By Rebecca Kinskey
Song movies have been as soon as whatever broadcast by means of MTV and acquired on our television monitors. at the present time, track movies are looked for, downloaded, and seen on our computing device monitors -- or produced in our dwelling rooms and uploaded to social media. In We Used to Wait, Rebecca Kinskey examines this shift. She investigates song video as a form, initially a product created through pros to be fed on via nonprofessionals; as a practice, more and more taken up via amateurs; and as a literacy, to be experimented with and mastered. Kinskey bargains a quick background of the song video as a communicative, cultural shape, describing the increase and fall of MTV's Total Request Live and the song video's resurgence on YouTube.
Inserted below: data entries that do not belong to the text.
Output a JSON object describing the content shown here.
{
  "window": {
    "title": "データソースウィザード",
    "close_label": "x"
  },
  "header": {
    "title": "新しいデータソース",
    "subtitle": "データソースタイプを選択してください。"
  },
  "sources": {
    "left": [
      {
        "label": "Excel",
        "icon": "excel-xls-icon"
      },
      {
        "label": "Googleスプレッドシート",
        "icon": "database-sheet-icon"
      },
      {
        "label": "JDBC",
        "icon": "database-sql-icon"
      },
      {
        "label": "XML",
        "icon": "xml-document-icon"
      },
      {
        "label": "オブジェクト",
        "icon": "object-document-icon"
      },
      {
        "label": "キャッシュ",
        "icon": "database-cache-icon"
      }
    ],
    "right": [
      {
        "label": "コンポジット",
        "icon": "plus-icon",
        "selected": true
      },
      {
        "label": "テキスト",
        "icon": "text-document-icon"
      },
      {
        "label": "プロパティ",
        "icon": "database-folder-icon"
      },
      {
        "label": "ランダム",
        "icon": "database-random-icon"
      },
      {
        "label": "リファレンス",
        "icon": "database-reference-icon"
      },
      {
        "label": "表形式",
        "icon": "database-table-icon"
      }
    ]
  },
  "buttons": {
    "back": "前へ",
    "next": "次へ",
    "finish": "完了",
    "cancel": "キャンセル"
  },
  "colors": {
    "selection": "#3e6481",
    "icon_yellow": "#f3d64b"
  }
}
She examines fresh shifts in viewing and creation perform, tracing the trajectory of track video director Hiro Murai from movie pupil and committed beginner within the Nineteen Nineties to song video expert within the 2000s. Investigating tune video as a literacy, she appears at OMG! Cameras all over the place, a nonprofit filmmaking summer time camp run by means of a gaggle of younger track video administrators. The OMG! campers and counselors supply a case learn in how cultural manufacturers throughout numerous generations have blurred the road among specialist and novice. Their daily practices remake the proposal of literacy, not just by way of their collaborative and sometimes casual efforts to impart and accomplish literacy but additionally by means of increasing the definition of what's thought of a beneficial task, helpful of devoted, pleasant pursuit.